Fang told the Tianjin forum that he hopes the two sides can sit down and talk, but added that the latest U.S. move has “poisoned” the atmosphere.
A senior Trump administration official told reporters that the United States was open to further talks with Beijing, but offered no immediate details on when they may occur.
“This is not an effort to constrain China, but this is an effort to work with China and say, ‘It’s time you address these unfair trade practices that we’ve identified that others have identified and that have harmed the entire trading system,’” the official said.
So far, China has either imposed or proposed tariffs on $110 billion of U.S. goods, representing most of its imports of American products.
“Tensions in the global economic system have manifested themselves in the U.S.-China trade war, which is now seriously disrupting global supply chains,” the European Union Chamber of Commerce in China said in a statement on Tuesday.
China's yuan currency slipped against the dollar on Tuesday after news of the U.S. measures. It has weakened by about 6.0 percent since mid-June, offsetting the 10 percent tariff rate by a considerable margin.
CONSUMER TECH TRIMMED
The U.S. Trade Representative’s office eliminated 297 product categories from the latest proposed tariff list, along with some subsets of other categories.
But the adjustments did little to appease technology and retail groups who argued U.S. consumers would feel the pain.
“President Trump’s decision...is reckless and will create lasting harm to communities across the country,” said Dean Garfield, president of the Information Technology Industry Council, which represents major tech firms.

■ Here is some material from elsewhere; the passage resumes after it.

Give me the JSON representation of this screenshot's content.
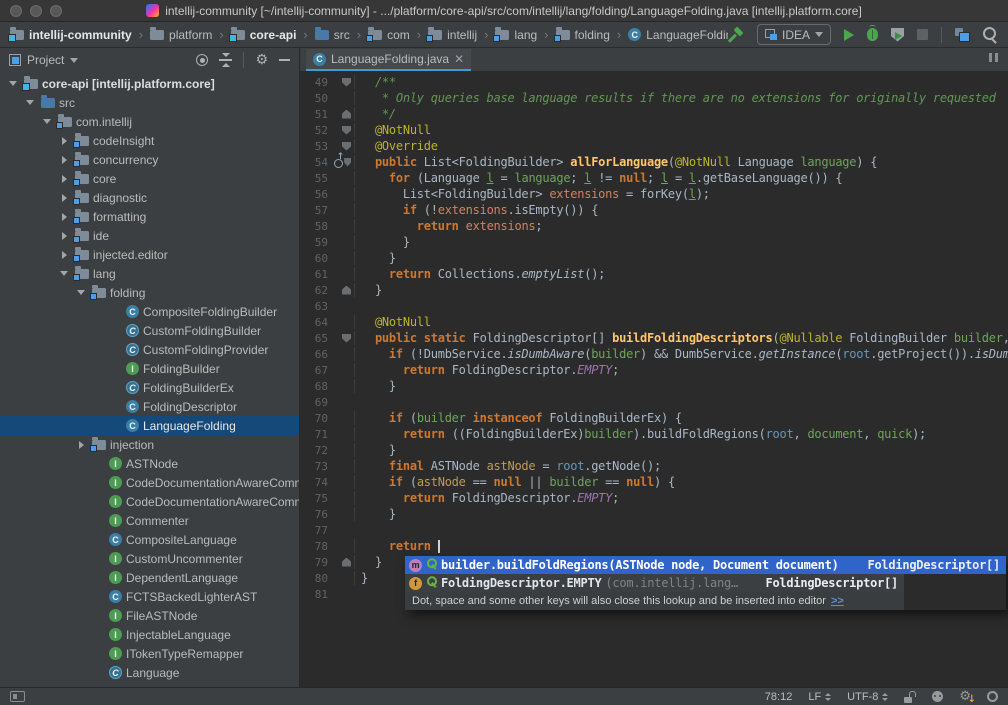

Kenneth Jarrett, president of the American Chamber of Commerce in Shanghai, said three quarters of its members will be hit by the tariffs, and they will not bring jobs back to the United States.
“Most of our member companies are ‘in China, for China’ - selling goods to Chinese companies and consumers, not to Americans - and thus ultimately boosting the U.S. economy,” Jarrett said.
Reporting by Steve Holland, David Lawder, Ginger Gibson, Eric Beech, David Shepardson, Yawen Chen; Additional reporting by Kevin Yao in TIANJIN, John Ruwitch in SHANGHAI and Christian Shepherd, Michael Martina and Ryan Woo in BEIJING; Editing by Clive McKeef and Kim Coghill